:: Study material ::

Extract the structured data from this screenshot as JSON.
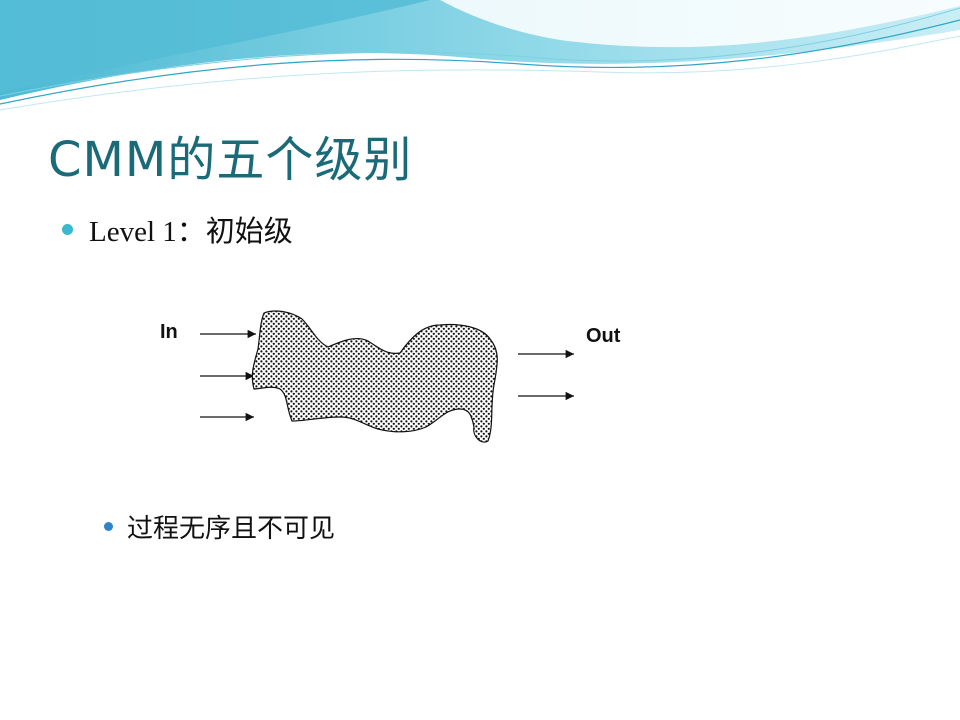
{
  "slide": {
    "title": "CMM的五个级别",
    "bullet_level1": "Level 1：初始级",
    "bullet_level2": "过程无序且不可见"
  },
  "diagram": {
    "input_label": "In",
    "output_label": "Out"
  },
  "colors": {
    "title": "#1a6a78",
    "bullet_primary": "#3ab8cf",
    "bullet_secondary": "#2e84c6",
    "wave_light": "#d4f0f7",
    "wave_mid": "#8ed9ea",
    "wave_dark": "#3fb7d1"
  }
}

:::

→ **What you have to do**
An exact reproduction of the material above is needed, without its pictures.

→ **Your solution**
Extract the structured data from this screenshot as JSON.
{
  "slide": {
    "title": "CMM的五个级别",
    "bullet_level1": "Level 1：初始级",
    "bullet_level2": "过程无序且不可见"
  },
  "diagram": {
    "input_label": "In",
    "output_label": "Out"
  },
  "colors": {
    "title": "#1a6a78",
    "bullet_primary": "#3ab8cf",
    "bullet_secondary": "#2e84c6",
    "wave_light": "#d4f0f7",
    "wave_mid": "#8ed9ea",
    "wave_dark": "#3fb7d1"
  }
}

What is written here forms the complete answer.